How much notice of resignation is an employee required to provide? The answer depends on several sources, including: (1) the applicable employment standards legislation; (2) the employment contract; and (3) the common law (if it has not been modified by an enforceable employment contract). The focus of this blog post is on the enforceability of a contractual resignation requirement. In the absence of an enforceable contractual provision, employers should consult the applicable legislation and seek legal advice regarding the common law requirements.

In BlackBerry Ltd. v Marineau-Mes, 2014 ONSC 1790, BlackBerry Ltd. sought a declaration that Martineau-Mes violated his employment contract by failing to provide sufficient notice of his resignation. Martineau-Mes was unhappy about his future prospects at BlackBerry and accepted a position with Apple. On December 24, 2013, he gave BlackBerry two months’ notice of his resignation.

His employment contract contained the following resignation provision:

4.1 Termination by You - You may resign from employment with BlackBerry at any time upon providing six (6) months prior written notice. You will continue to provide active service during the notice period, unless the requirement for active employment is expressly waived in whole or in part by BlackBerry. Upon resignation, you will have no entitlement to compensation or damages of any kind except for unpaid base salary for the six month notice period, vacation earned to the Date of Termination (as defined in paragraph 4.5(b) below) and reasonable unpaid expenses in accordance with prevailing BlackBerry policies. All of your benefits will cease upon the Date of Termination. For greater certainty, termination by you for Good Reason (as defined in paragraph 4.5(b) below) will not constitute a voluntary resignation for the purpose of this subsection 4.1.

BlackBerry applied to the Court for a declaration that Martineau-Mes was not entitled to leave his employment until the expiration of the six-month notice period contemplated in his employment contract.

The Court concluded that, given Martineau-Mes’ senior position, BlackBerry legitimately required his services for six months as part of his transition out of the company. The Court rejected Martineau-Mes’ argument that the resignation provision was an unenforceable non-competition clause. The Court further held that BlackBerry was entitled to a declaration that the employment contract was binding on the parties and that Marineau-Mes was obligated as set out in the contract to provide six months' prior written notice of his resignation from employment.

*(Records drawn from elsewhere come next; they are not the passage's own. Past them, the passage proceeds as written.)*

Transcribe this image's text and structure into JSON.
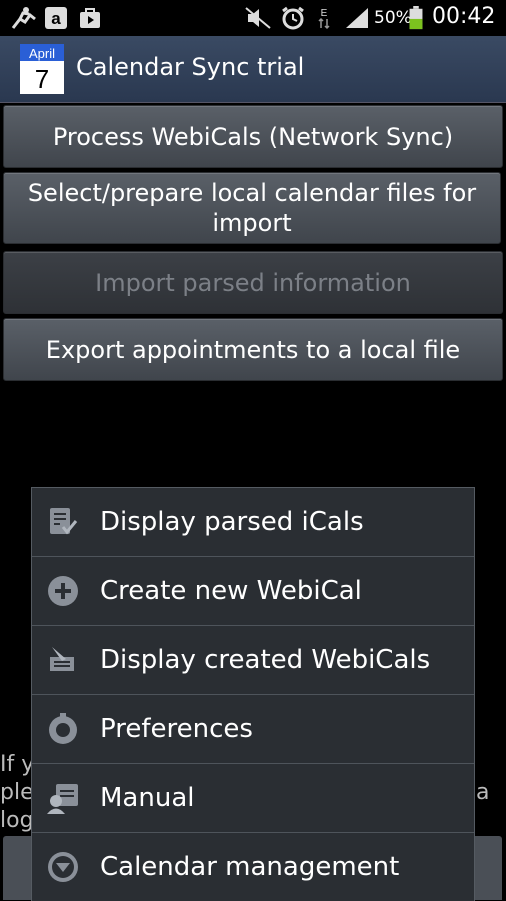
{
  "status_bar": {
    "battery_percent": "50%",
    "time": "00:42"
  },
  "action_bar": {
    "title": "Calendar Sync trial",
    "calendar_month": "April",
    "calendar_day": "7"
  },
  "buttons": {
    "process": "Process WebiCals (Network Sync)",
    "select_prepare": "Select/prepare local calendar files for import",
    "import": "Import parsed information",
    "export": "Export appointments to a local file"
  },
  "background_text": {
    "line1": "If y",
    "line2": "ple",
    "line3": "log",
    "line2_right": "a"
  },
  "menu": {
    "items": [
      {
        "label": "Display parsed iCals",
        "icon": "checklist-icon"
      },
      {
        "label": "Create new WebiCal",
        "icon": "add-icon"
      },
      {
        "label": "Display created WebiCals",
        "icon": "edit-list-icon"
      },
      {
        "label": "Preferences",
        "icon": "settings-icon"
      },
      {
        "label": "Manual",
        "icon": "manual-icon"
      },
      {
        "label": "Calendar management",
        "icon": "dropdown-circle-icon"
      }
    ]
  }
}
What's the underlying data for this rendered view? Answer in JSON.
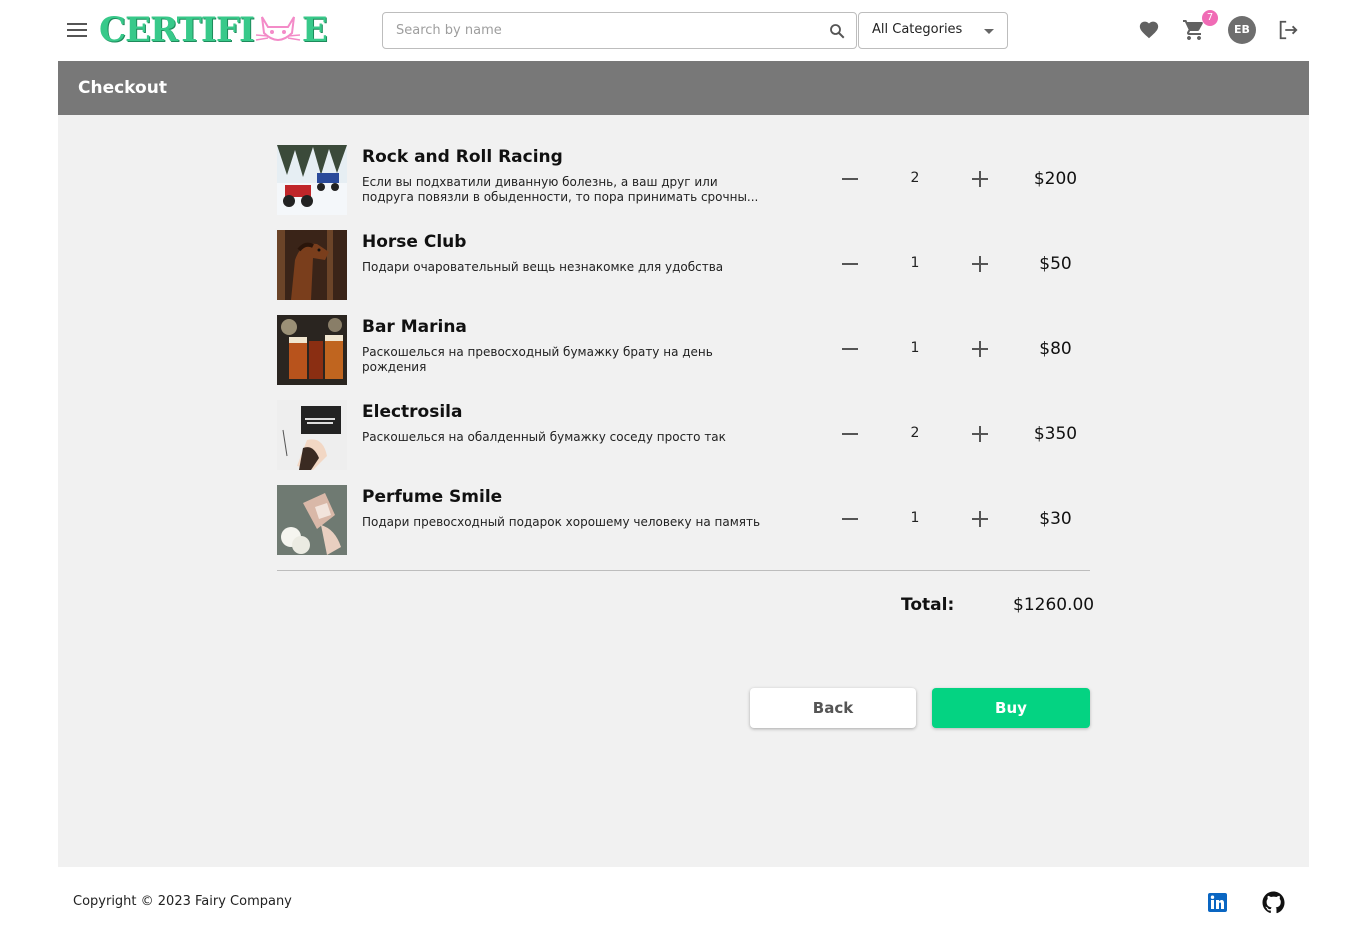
{
  "header": {
    "logo_text_left": "CERTIFI",
    "logo_text_right": "E",
    "search_placeholder": "Search by name",
    "category_selected": "All Categories",
    "cart_count": "7",
    "avatar_initials": "EB"
  },
  "page": {
    "title": "Checkout"
  },
  "items": [
    {
      "title": "Rock and Roll Racing",
      "description": "Если вы подхватили диванную болезнь, а ваш друг или подруга повязли в обыденности, то пора принимать срочны...",
      "quantity": "2",
      "price": "$200"
    },
    {
      "title": "Horse Club",
      "description": "Подари очаровательный вещь незнакомке для удобства",
      "quantity": "1",
      "price": "$50"
    },
    {
      "title": "Bar Marina",
      "description": "Раскошелься на превосходный бумажку брату на день рождения",
      "quantity": "1",
      "price": "$80"
    },
    {
      "title": "Electrosila",
      "description": "Раскошелься на обалденный бумажку соседу просто так",
      "quantity": "2",
      "price": "$350"
    },
    {
      "title": "Perfume Smile",
      "description": "Подари превосходный подарок хорошему человеку на память",
      "quantity": "1",
      "price": "$30"
    }
  ],
  "summary": {
    "total_label": "Total:",
    "total_value": "$1260.00"
  },
  "actions": {
    "back_label": "Back",
    "buy_label": "Buy"
  },
  "footer": {
    "copyright": "Copyright © 2023 Fairy Company"
  },
  "colors": {
    "brand_green": "#38c98a",
    "buy_green": "#04d382",
    "badge_pink": "#f06bb5",
    "title_bar": "#787878"
  },
  "icons": [
    "menu-icon",
    "search-icon",
    "chevron-down-icon",
    "heart-icon",
    "cart-icon",
    "logout-icon",
    "minus-icon",
    "plus-icon",
    "linkedin-icon",
    "github-icon"
  ]
}
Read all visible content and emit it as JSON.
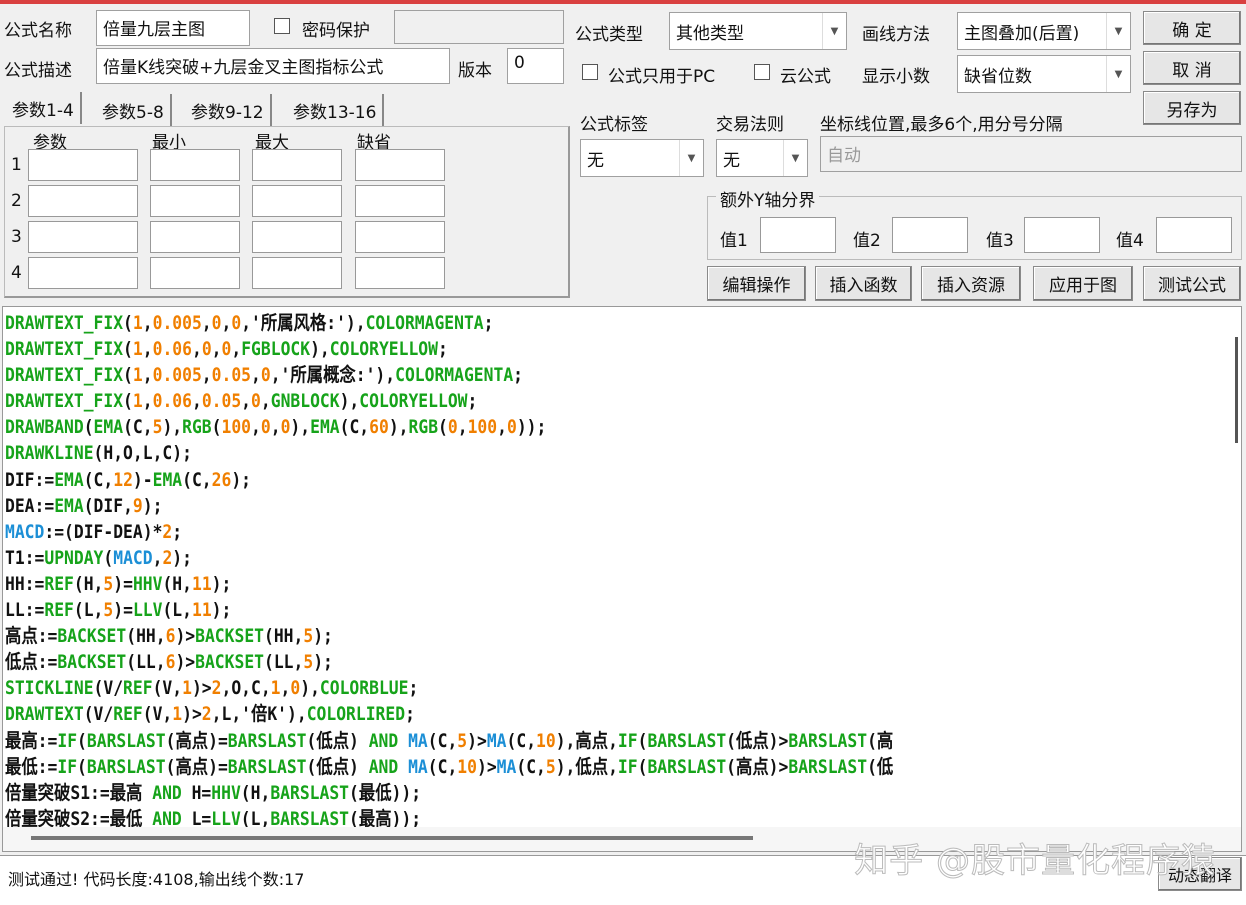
{
  "form": {
    "name_label": "公式名称",
    "name_value": "倍量九层主图",
    "password_label": "密码保护",
    "password_value": "",
    "desc_label": "公式描述",
    "desc_value": "倍量K线突破+九层金叉主图指标公式",
    "version_label": "版本",
    "version_value": "0",
    "type_label": "公式类型",
    "type_value": "其他类型",
    "draw_label": "画线方法",
    "draw_value": "主图叠加(后置)",
    "pc_only_label": "公式只用于PC",
    "cloud_label": "云公式",
    "decimals_label": "显示小数",
    "decimals_value": "缺省位数",
    "tag_label": "公式标签",
    "tag_value": "无",
    "rule_label": "交易法则",
    "rule_value": "无",
    "axis_label": "坐标线位置,最多6个,用分号分隔",
    "axis_placeholder": "自动",
    "extra_y_label": "额外Y轴分界",
    "extra_y": [
      "值1",
      "值2",
      "值3",
      "值4"
    ]
  },
  "buttons": {
    "ok": "确 定",
    "cancel": "取 消",
    "save_as": "另存为",
    "edit": "编辑操作",
    "insert_func": "插入函数",
    "insert_res": "插入资源",
    "apply": "应用于图",
    "test": "测试公式",
    "translate": "动态翻译"
  },
  "params": {
    "tabs": [
      "参数1-4",
      "参数5-8",
      "参数9-12",
      "参数13-16"
    ],
    "headers": [
      "参数",
      "最小",
      "最大",
      "缺省"
    ],
    "rows": [
      "1",
      "2",
      "3",
      "4"
    ]
  },
  "code_lines": [
    "{g:DRAWTEXT_FIX}({o:1},{o:0.005},{o:0},{o:0},'所属风格:'),{g:COLORMAGENTA};",
    "{g:DRAWTEXT_FIX}({o:1},{o:0.06},{o:0},{o:0},{g:FGBLOCK}),{g:COLORYELLOW};",
    "{g:DRAWTEXT_FIX}({o:1},{o:0.005},{o:0.05},{o:0},'所属概念:'),{g:COLORMAGENTA};",
    "{g:DRAWTEXT_FIX}({o:1},{o:0.06},{o:0.05},{o:0},{g:GNBLOCK}),{g:COLORYELLOW};",
    "{g:DRAWBAND}({g:EMA}(C,{o:5}),{g:RGB}({o:100},{o:0},{o:0}),{g:EMA}(C,{o:60}),{g:RGB}({o:0},{o:100},{o:0}));",
    "{g:DRAWKLINE}(H,O,L,C);",
    "DIF:={g:EMA}(C,{o:12})-{g:EMA}(C,{o:26});",
    "DEA:={g:EMA}(DIF,{o:9});",
    "{b:MACD}:=(DIF-DEA)*{o:2};",
    "T1:={g:UPNDAY}({b:MACD},{o:2});",
    "HH:={g:REF}(H,{o:5})={g:HHV}(H,{o:11});",
    "LL:={g:REF}(L,{o:5})={g:LLV}(L,{o:11});",
    "高点:={g:BACKSET}(HH,{o:6})>{g:BACKSET}(HH,{o:5});",
    "低点:={g:BACKSET}(LL,{o:6})>{g:BACKSET}(LL,{o:5});",
    "{g:STICKLINE}(V/{g:REF}(V,{o:1})>{o:2},O,C,{o:1},{o:0}),{g:COLORBLUE};",
    "{g:DRAWTEXT}(V/{g:REF}(V,{o:1})>{o:2},L,'倍K'),{g:COLORLIRED};",
    "最高:={g:IF}({g:BARSLAST}(高点)={g:BARSLAST}(低点) {g:AND} {b:MA}(C,{o:5})>{b:MA}(C,{o:10}),高点,{g:IF}({g:BARSLAST}(低点)>{g:BARSLAST}(高",
    "最低:={g:IF}({g:BARSLAST}(高点)={g:BARSLAST}(低点) {g:AND} {b:MA}(C,{o:10})>{b:MA}(C,{o:5}),低点,{g:IF}({g:BARSLAST}(高点)>{g:BARSLAST}(低",
    "倍量突破S1:=最高 {g:AND} H={g:HHV}(H,{g:BARSLAST}(最低));",
    "倍量突破S2:=最低 {g:AND} L={g:LLV}(L,{g:BARSLAST}(最高));"
  ],
  "status_text": "测试通过! 代码长度:4108,输出线个数:17",
  "watermark": "知乎 @股市量化程序猿"
}
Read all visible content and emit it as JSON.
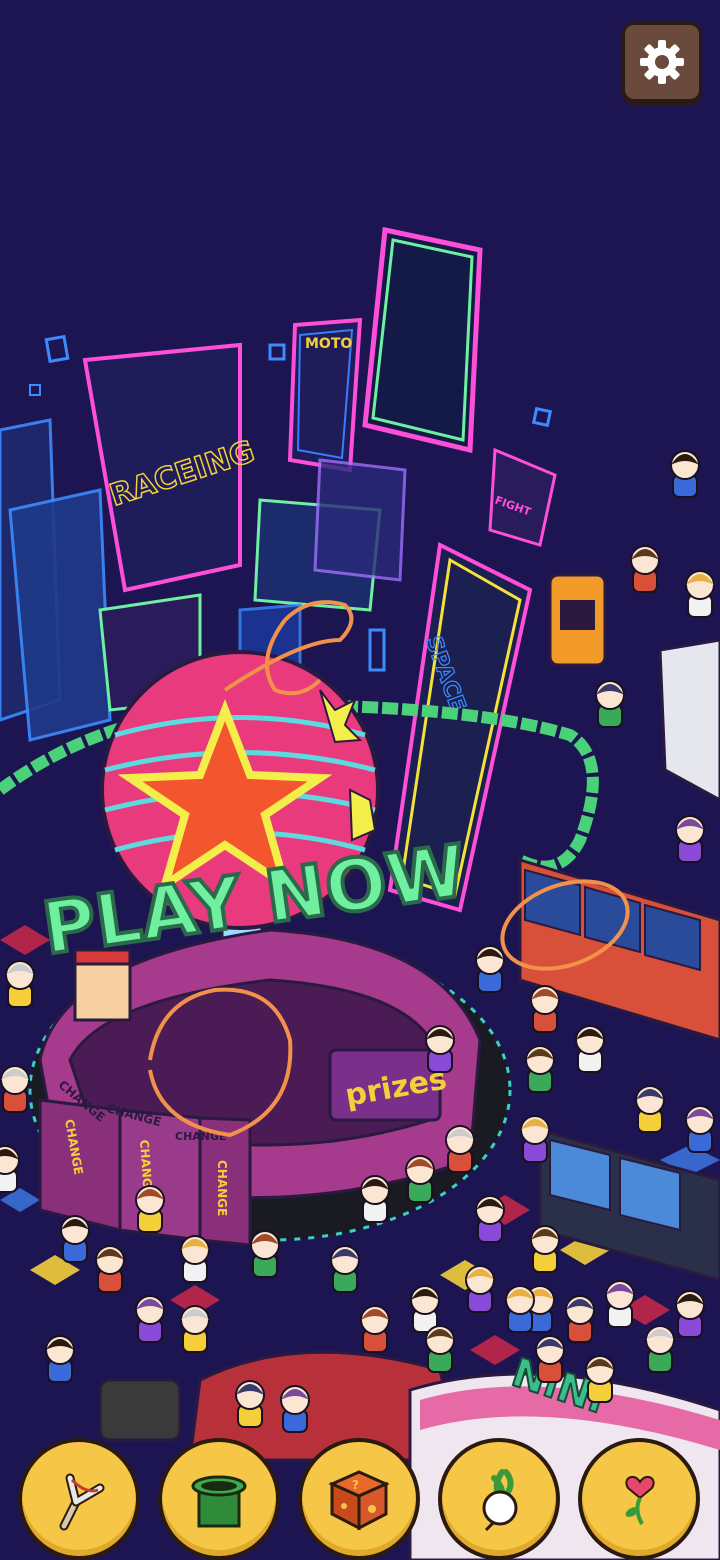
{
  "scene": {
    "play_sign": "PLAY NOW",
    "racing_sign": "RACEING",
    "moto_sign": "MOTO",
    "fight_sign": "FIGHT",
    "space_sign": "SPACE",
    "prizes_sign": "prizes",
    "change_labels": [
      "CHANGE",
      "CHANGE",
      "CHANGE"
    ],
    "change_vertical": [
      "CHANGE",
      "CHANGE",
      "CHANGE"
    ],
    "nini_sign": "NiNi"
  },
  "toolbar": {
    "settings_icon": "gear-icon",
    "buttons": [
      {
        "name": "slingshot-tool-button",
        "icon": "slingshot-icon"
      },
      {
        "name": "pipe-tool-button",
        "icon": "green-pipe-icon"
      },
      {
        "name": "dice-tool-button",
        "icon": "dice-icon"
      },
      {
        "name": "radish-tool-button",
        "icon": "radish-icon"
      },
      {
        "name": "heart-sprout-tool-button",
        "icon": "heart-sprout-icon"
      }
    ]
  },
  "colors": {
    "background": "#1c1552",
    "button_yellow": "#f6c646",
    "neon_pink": "#ff4fd8",
    "neon_green": "#6ef0a0",
    "settings_brown": "#6b4a3e"
  }
}
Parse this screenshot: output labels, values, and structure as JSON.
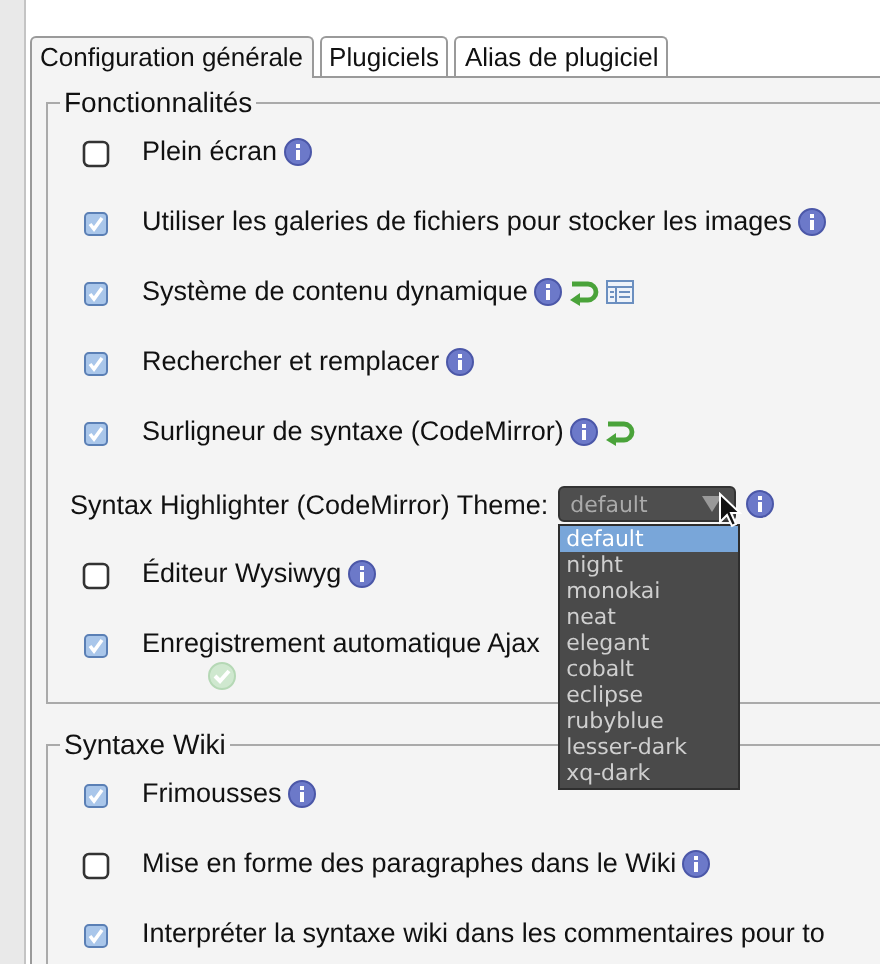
{
  "tabs": [
    {
      "label": "Configuration générale",
      "selected": true
    },
    {
      "label": "Plugiciels",
      "selected": false
    },
    {
      "label": "Alias de plugiciel",
      "selected": false
    }
  ],
  "sections": [
    {
      "legend": "Fonctionnalités",
      "rows": [
        {
          "kind": "checkbox",
          "label": "Plein écran",
          "checked": false,
          "icons": [
            {
              "kind": "info"
            }
          ]
        },
        {
          "kind": "checkbox",
          "label": "Utiliser les galeries de fichiers pour stocker les images",
          "checked": true,
          "icons": [
            {
              "kind": "info"
            }
          ]
        },
        {
          "kind": "checkbox",
          "label": "Système de contenu dynamique",
          "checked": true,
          "icons": [
            {
              "kind": "info"
            },
            {
              "kind": "undo"
            },
            {
              "kind": "table"
            }
          ]
        },
        {
          "kind": "checkbox",
          "label": "Rechercher et remplacer",
          "checked": true,
          "icons": [
            {
              "kind": "info"
            }
          ]
        },
        {
          "kind": "checkbox",
          "label": "Surligneur de syntaxe (CodeMirror)",
          "checked": true,
          "icons": [
            {
              "kind": "info"
            },
            {
              "kind": "undo"
            }
          ]
        },
        {
          "kind": "select",
          "label": "Syntax Highlighter (CodeMirror) Theme:",
          "value": "default",
          "icons": [
            {
              "kind": "info"
            }
          ],
          "options": [
            {
              "label": "default",
              "selected": true
            },
            {
              "label": "night",
              "selected": false
            },
            {
              "label": "monokai",
              "selected": false
            },
            {
              "label": "neat",
              "selected": false
            },
            {
              "label": "elegant",
              "selected": false
            },
            {
              "label": "cobalt",
              "selected": false
            },
            {
              "label": "eclipse",
              "selected": false
            },
            {
              "label": "rubyblue",
              "selected": false
            },
            {
              "label": "lesser-dark",
              "selected": false
            },
            {
              "label": "xq-dark",
              "selected": false
            }
          ]
        },
        {
          "kind": "checkbox",
          "label": "Éditeur Wysiwyg",
          "checked": false,
          "icons": [
            {
              "kind": "info"
            }
          ]
        },
        {
          "kind": "checkbox",
          "label": "Enregistrement automatique Ajax",
          "checked": true,
          "below_icons": [
            {
              "kind": "ok"
            }
          ]
        }
      ]
    },
    {
      "legend": "Syntaxe Wiki",
      "rows": [
        {
          "kind": "checkbox",
          "label": "Frimousses",
          "checked": true,
          "icons": [
            {
              "kind": "info"
            }
          ]
        },
        {
          "kind": "checkbox",
          "label": "Mise en forme des paragraphes dans le Wiki",
          "checked": false,
          "icons": [
            {
              "kind": "info"
            }
          ]
        },
        {
          "kind": "checkbox",
          "label": "Interpréter la syntaxe wiki dans les commentaires pour to",
          "checked": true
        }
      ]
    }
  ]
}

As illustrated in this case, a resignation clause in an employment contract can provide a significant benefit to employers because it allows the parties to agree on a longer notice period than that required by employment standards legislation. While an employer may be able rely on the common law duty to provide reasonable notice of resignation in the absence of a resignation clause, it can be difficult to predict the amount of notice required by the common law. The use of a resignation clause in an employment contract provides clarity to both parties regarding the amount of notice required. For these reasons, employers would be well advised to consider the inclusion of a resignation clause in their employment contracts.

For a printable PDF version of this article, please click the link below:
How Much Notice of Resignation Must an Employee Provide?

For more information, please contact Alison Bird at coxandpalmer.com.


Cox & Palmer publications are intended to provide information of a general nature only and not legal advice. The information presented is current to the date of publication and may be subject to change following the publication date.